Svalbard saw off a pair of Paramo Maui cargo trousers. In four days the rough and tough conditions of multiple river crossings and hard rocky ground put a hole in a brand new pair. I was testing them there and the 'range team' have had my report!
Back to mainland Norway and over the border to enjoy a great family hike with my wife and kids in Sweden. All the good weather I had enjoyed finished spectacularly and we got heavy rain! We still had a good time mind but I realised how invaluable a tarp is as an extra area when camping with the family. It made a good shelter for a lunch rest too.
Back to the Highlands in October, I killed another Trailstar and I was reminded what a tough place it is! See here for my tale of woe and learn if you use one yourself! (see here).
I sold off the remnants and the bug net and door and looked for an alternative!
So began my relationship with Marc of Trekkertent. He sold me a Drift at a very good price as an ex-Demo. I used that in a local trip in Sussex which proved to me what I wild place I have on my doorstep! I also ordered an Edge off him too, that's still to arrive as he's super busy and I volunteered to slip down the pecking order as I stood him up in the Cairngorms! Sorry Marc! We still get on mind as he is knocking me up a complimentary custom groundsheet for my latest tent!
Back to the Highlands again in November for a wet n' wild four days in the Cairngorms. The weather was very mild though and I enjoyed myself. Marc and I missed each other in Feshie mind, I'm sorry about that.
A malfunctioning stove (Primus Spider) had me looking for an alternative. Thanks to Martin Rye's tip I bought the excellent Kovea spider. This was not quite my last purchase of the year!
Flogging off my Akto I funded a 'Black Friday' purchase of a Helsport Rondane Superlight which had an eye popping 40 per cent off from Tamarack. I've had my eye on this for a while as it should help me get out in the UK with my kids at a very reasonable 1.65 kg for a 3 man tent. All in all a lovely Scandi tunnel tent!
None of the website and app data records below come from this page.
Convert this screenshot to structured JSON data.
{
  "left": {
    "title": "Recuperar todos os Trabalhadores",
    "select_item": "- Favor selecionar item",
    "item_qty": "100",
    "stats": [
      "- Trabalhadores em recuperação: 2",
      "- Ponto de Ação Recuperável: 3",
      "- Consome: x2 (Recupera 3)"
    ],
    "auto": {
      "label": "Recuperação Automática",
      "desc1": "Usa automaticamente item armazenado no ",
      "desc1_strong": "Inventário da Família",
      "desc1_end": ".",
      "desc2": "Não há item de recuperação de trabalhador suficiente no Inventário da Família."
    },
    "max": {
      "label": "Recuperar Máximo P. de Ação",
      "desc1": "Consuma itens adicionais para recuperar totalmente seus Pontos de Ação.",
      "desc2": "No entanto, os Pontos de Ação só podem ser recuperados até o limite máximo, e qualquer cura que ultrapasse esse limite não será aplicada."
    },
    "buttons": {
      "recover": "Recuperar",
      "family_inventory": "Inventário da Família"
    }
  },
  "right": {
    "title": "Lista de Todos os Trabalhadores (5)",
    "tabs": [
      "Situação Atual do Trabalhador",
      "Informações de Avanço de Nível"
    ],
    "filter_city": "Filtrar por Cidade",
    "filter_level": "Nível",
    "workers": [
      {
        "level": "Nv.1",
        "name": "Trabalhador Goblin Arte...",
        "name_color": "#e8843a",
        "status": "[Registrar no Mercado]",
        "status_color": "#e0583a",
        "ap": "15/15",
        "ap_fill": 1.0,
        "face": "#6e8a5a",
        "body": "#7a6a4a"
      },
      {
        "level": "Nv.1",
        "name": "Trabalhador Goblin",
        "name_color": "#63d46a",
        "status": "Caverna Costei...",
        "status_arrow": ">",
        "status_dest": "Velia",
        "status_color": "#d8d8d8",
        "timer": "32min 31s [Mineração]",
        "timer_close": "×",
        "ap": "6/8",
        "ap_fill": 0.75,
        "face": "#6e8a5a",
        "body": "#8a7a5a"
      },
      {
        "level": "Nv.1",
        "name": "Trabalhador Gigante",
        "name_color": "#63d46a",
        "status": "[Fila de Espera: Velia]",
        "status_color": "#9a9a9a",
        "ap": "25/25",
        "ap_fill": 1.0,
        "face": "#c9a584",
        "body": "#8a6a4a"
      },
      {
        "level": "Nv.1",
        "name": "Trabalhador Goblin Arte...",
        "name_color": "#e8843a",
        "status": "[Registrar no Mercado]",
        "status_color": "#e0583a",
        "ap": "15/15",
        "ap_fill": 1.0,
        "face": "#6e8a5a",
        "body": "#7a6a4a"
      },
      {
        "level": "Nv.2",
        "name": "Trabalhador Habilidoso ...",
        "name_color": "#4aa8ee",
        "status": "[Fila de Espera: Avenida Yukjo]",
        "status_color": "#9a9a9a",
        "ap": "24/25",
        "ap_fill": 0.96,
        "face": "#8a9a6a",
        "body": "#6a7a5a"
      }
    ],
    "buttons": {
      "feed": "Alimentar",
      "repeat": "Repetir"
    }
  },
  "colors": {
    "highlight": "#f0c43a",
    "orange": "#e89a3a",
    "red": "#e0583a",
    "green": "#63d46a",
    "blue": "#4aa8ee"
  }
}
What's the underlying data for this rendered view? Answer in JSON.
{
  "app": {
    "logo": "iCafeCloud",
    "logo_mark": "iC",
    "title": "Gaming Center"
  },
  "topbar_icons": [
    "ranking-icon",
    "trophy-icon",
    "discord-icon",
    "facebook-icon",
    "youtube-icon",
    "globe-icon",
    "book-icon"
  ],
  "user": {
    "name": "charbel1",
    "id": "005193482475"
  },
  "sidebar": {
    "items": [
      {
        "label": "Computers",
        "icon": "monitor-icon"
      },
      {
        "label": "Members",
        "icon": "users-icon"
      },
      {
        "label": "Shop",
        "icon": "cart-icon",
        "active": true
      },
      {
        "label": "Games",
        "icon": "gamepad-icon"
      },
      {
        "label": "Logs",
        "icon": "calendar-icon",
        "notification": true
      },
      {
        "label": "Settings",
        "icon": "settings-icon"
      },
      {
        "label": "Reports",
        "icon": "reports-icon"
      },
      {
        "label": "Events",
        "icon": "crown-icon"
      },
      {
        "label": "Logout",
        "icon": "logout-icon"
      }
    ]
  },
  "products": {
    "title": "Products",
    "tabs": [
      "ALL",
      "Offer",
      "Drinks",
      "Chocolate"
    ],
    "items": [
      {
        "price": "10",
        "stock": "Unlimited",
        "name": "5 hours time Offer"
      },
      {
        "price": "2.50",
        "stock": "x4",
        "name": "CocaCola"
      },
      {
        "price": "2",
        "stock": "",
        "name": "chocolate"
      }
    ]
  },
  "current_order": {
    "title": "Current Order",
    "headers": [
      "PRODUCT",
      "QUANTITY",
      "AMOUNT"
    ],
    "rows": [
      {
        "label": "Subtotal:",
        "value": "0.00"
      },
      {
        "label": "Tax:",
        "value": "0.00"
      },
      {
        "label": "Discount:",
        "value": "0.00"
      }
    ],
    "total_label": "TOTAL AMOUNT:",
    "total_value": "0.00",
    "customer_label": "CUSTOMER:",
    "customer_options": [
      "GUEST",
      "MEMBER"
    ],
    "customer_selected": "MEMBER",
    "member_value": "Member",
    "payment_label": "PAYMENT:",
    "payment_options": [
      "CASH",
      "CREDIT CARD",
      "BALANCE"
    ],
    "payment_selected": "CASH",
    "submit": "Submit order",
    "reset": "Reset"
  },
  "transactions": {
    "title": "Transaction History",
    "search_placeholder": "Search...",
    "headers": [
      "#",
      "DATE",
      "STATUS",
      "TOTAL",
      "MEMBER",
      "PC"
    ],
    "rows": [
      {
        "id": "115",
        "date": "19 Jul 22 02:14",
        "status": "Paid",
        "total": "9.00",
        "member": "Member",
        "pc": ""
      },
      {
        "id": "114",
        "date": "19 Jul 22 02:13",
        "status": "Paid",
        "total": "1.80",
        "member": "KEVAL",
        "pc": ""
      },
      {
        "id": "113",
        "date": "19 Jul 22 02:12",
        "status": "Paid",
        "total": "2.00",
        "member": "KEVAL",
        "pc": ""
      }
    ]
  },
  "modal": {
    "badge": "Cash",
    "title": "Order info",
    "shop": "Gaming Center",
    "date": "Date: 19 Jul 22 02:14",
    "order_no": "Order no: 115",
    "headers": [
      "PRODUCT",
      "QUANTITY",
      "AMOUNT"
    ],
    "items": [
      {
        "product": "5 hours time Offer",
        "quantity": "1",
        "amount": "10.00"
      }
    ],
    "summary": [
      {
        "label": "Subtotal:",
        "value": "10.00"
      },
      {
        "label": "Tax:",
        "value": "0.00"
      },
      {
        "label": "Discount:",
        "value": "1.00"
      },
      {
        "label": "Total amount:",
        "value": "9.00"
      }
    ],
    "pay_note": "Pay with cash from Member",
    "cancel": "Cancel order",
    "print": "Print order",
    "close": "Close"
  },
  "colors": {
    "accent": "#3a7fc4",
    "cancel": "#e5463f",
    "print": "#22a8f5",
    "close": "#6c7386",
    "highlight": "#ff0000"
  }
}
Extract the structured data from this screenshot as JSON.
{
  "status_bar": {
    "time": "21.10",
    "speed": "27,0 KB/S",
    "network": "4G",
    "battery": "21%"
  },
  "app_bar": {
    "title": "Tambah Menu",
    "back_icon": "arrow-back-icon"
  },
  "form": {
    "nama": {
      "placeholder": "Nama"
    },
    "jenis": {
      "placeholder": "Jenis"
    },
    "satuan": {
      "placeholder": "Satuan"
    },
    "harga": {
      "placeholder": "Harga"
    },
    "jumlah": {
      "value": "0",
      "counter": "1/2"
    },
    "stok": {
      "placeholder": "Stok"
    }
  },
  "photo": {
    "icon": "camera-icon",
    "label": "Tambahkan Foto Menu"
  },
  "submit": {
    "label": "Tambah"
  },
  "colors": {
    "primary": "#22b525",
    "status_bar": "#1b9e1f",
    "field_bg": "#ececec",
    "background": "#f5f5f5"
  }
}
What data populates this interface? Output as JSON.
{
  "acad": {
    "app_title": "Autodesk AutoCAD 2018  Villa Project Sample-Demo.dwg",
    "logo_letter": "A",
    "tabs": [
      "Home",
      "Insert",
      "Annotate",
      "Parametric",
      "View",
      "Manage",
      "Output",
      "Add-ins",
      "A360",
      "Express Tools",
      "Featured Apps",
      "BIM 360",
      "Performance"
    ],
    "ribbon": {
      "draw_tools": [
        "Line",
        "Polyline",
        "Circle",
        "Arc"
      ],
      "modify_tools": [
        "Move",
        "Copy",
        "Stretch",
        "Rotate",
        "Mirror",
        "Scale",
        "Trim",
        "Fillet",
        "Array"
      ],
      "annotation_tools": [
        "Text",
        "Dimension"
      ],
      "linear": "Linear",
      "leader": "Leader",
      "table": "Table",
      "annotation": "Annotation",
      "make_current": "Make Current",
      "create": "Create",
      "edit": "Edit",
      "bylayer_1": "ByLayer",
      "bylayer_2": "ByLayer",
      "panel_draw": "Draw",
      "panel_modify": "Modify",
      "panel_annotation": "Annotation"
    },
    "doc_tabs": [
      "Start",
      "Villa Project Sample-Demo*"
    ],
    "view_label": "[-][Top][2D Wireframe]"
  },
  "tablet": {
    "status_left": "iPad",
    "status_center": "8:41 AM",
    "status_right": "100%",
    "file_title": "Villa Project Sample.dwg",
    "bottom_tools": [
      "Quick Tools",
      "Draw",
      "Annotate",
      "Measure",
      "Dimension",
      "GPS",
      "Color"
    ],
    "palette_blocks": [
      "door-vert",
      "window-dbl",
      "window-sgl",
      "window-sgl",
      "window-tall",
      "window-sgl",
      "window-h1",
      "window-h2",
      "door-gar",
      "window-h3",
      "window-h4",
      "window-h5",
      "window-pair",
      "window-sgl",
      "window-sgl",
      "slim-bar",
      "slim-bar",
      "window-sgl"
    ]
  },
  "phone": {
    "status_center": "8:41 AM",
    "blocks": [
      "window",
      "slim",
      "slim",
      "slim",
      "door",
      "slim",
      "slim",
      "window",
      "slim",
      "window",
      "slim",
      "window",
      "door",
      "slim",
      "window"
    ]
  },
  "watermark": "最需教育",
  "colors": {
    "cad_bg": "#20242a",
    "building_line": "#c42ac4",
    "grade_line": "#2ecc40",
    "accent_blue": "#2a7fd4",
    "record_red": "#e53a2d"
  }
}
I rounded off the year in Dartmoor. That was a lovely trip and I'll be back for more there!